The first ODI between Pakistan and New Zealand was riddled with controversy at the Sheikh Zayed Stadium in Abu Dhabi on Wednesday. Pakistan allrounder Mohammad Hafeez’s bowling action was questioned, not by the officials, but Ross Taylor, who stitched a 130-run partnership with wicketkeeper-batsman Tom Latham for the third wicket as the duo guided the tourists to 266/9 at the end of the first innings after Kane Williamson opted to bat.

The incident occurred at the end of Hafeez’s first over. Taylor made a public gesture to the on-field umpires Joel Wilson and Shozab Raza that the 38-year-old Hafeez, whose action was deemed illegal four times by the International Cricket Council (ICC), three of them in the last four years, is clearly chucking.
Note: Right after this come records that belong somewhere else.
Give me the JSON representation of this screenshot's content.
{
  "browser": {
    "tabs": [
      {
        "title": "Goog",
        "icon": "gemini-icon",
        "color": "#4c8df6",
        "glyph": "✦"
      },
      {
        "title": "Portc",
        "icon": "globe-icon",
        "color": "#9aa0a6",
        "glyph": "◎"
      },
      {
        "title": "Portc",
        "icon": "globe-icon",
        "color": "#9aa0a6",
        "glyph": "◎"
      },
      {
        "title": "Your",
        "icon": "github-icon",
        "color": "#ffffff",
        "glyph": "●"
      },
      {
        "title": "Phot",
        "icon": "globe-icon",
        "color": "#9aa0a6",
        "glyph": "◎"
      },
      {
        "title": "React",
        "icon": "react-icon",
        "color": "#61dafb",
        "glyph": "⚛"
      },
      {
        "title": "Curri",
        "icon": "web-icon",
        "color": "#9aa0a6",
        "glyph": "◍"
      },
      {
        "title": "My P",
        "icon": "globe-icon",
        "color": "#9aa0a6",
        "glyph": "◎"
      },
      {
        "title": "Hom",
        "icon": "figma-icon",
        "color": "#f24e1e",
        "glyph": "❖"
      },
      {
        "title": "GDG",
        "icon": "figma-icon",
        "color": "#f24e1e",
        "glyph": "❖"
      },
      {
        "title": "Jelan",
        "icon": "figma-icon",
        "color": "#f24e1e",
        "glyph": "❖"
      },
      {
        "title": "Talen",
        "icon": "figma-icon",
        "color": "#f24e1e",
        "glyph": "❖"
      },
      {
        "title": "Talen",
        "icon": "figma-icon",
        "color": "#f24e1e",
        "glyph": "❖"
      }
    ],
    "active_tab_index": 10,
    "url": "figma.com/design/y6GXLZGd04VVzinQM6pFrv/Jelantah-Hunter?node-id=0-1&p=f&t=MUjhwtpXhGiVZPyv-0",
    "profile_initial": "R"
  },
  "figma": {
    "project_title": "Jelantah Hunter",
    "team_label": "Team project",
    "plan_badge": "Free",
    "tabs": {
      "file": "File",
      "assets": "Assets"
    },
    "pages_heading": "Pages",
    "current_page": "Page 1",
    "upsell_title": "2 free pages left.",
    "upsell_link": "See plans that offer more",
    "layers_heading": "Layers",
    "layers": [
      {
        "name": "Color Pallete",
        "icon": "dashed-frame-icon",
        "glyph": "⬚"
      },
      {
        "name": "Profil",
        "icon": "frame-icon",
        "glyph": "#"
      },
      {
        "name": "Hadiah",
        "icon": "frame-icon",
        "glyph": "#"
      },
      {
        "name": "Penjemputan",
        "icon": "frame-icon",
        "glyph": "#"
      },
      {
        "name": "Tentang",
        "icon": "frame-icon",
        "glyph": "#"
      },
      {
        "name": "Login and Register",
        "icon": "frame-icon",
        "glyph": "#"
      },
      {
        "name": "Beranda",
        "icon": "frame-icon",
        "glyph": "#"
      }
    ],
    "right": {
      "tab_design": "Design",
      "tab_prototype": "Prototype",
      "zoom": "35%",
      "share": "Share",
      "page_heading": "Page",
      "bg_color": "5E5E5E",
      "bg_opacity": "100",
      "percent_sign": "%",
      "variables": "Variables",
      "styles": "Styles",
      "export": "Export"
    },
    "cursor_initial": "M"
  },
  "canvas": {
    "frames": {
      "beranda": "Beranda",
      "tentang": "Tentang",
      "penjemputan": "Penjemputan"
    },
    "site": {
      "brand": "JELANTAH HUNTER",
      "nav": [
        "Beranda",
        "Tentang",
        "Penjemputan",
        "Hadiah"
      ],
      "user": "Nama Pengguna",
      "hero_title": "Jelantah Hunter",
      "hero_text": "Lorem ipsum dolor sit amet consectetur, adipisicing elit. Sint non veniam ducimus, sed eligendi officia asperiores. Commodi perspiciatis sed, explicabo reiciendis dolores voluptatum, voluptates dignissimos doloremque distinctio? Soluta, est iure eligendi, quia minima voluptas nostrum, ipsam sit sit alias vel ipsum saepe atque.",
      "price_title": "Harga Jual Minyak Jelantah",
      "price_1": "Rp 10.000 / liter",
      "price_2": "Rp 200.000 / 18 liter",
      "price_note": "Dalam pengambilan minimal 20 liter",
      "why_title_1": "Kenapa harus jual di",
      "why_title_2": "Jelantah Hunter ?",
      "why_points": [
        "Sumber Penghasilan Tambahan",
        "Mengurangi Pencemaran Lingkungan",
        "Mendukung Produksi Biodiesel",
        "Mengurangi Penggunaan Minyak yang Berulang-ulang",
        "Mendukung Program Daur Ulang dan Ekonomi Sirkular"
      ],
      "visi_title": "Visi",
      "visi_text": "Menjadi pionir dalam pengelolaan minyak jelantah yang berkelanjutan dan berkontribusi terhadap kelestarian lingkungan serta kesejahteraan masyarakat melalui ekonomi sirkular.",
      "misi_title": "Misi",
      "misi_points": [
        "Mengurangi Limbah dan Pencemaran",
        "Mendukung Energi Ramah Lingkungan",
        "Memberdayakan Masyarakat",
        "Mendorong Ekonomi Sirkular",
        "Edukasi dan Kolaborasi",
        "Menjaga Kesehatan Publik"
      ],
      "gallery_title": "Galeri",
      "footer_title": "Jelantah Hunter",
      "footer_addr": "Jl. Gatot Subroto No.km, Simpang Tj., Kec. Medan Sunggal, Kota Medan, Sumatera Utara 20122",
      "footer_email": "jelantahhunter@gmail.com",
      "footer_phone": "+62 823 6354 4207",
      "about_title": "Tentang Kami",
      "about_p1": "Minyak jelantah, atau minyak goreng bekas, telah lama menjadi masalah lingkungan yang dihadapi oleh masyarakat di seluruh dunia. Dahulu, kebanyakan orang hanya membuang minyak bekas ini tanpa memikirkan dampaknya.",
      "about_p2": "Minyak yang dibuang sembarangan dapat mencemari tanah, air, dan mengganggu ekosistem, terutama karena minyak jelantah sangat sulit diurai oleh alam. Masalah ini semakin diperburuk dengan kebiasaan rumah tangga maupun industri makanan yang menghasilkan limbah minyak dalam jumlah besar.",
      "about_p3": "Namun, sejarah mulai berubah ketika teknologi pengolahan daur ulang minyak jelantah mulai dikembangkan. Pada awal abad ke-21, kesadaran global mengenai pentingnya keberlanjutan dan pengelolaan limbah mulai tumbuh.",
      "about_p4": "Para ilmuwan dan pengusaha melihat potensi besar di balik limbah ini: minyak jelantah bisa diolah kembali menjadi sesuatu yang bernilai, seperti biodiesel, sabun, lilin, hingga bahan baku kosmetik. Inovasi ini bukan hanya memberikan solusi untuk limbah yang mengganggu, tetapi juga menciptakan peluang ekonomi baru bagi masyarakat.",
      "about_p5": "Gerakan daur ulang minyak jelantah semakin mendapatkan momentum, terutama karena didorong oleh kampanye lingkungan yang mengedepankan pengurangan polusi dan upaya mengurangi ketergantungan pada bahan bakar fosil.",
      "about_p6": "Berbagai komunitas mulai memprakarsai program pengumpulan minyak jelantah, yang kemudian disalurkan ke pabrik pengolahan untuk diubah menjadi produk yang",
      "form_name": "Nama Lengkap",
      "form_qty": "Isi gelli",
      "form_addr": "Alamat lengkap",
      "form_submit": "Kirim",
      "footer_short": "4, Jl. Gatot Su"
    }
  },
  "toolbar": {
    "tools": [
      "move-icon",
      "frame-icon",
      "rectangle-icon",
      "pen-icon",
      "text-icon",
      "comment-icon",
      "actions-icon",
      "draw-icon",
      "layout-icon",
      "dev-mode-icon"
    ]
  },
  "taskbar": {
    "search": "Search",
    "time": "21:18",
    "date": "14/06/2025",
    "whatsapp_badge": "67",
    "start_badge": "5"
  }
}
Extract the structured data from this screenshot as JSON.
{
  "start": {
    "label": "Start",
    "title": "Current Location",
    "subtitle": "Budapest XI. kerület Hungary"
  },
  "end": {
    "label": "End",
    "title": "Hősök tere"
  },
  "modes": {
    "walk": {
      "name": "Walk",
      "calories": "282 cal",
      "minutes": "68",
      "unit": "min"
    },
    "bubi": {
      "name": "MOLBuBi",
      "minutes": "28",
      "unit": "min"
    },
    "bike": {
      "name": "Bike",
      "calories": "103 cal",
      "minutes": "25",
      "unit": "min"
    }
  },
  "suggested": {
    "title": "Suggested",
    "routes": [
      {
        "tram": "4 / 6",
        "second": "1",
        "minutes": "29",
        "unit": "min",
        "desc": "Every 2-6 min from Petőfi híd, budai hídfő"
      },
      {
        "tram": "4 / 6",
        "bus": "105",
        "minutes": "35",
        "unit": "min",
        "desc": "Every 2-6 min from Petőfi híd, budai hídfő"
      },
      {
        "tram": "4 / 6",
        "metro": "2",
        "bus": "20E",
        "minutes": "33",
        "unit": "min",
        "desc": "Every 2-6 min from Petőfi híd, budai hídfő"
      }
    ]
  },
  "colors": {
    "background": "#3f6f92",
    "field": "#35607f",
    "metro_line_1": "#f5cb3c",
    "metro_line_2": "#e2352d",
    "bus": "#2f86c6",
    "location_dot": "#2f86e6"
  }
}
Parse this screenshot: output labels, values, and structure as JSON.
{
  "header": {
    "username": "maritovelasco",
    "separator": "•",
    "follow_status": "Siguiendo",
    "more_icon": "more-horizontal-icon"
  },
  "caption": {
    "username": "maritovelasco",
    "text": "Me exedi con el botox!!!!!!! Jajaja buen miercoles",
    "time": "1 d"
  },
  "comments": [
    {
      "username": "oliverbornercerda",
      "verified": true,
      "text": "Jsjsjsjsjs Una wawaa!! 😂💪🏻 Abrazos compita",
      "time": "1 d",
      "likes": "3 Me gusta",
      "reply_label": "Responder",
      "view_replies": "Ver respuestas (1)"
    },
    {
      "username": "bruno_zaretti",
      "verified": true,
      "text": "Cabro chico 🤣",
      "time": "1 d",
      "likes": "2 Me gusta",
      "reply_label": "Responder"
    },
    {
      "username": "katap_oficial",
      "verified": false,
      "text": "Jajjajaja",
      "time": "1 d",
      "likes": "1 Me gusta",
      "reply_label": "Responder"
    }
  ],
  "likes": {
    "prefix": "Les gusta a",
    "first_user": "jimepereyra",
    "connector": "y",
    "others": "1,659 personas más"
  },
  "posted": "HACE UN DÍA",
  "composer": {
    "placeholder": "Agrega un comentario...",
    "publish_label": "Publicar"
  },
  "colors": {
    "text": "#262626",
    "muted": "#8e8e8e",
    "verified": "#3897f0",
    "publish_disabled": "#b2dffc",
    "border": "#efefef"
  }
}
Taylor’s action enraged Pakistan captain Sarfraz Ahmed, who was seen having a lengthy chat with the umpires, and had a verbal duel with Taylor while on his way back. Taylor could face sanctions which may not relate to dissent, but there is a clause in the ICC rulebook that deals with players’ on-field behaviour.

Hafeez, who has made a comeback to the side, was first reported for illegal action, 14 years ago during an ODI tri-series in Australia in 2005. In 2014, his action was under the scanner during the Champions League T20 and then was again reported for suspect bowling action during against New Zealand later that year. Hafeez was suspended after results showed that the flex of his elbow was more than the stipulated 15 degrees.

Hafeez got the green signal to bowl in April 2015, but was soon under the scanner again, his second report in two years. The ICC then banned Hafeez’s offspin for 12 months, following which he returned in 2016, but the issue cropped up again in October 2017. After another test, Hafeez was cleared to bowl by the ICC in April 2018.

In the UAE this year, Hafeez has bowled 19 overs in one Test and six T20Is against Australia and New Zealand, without any report of suspect action.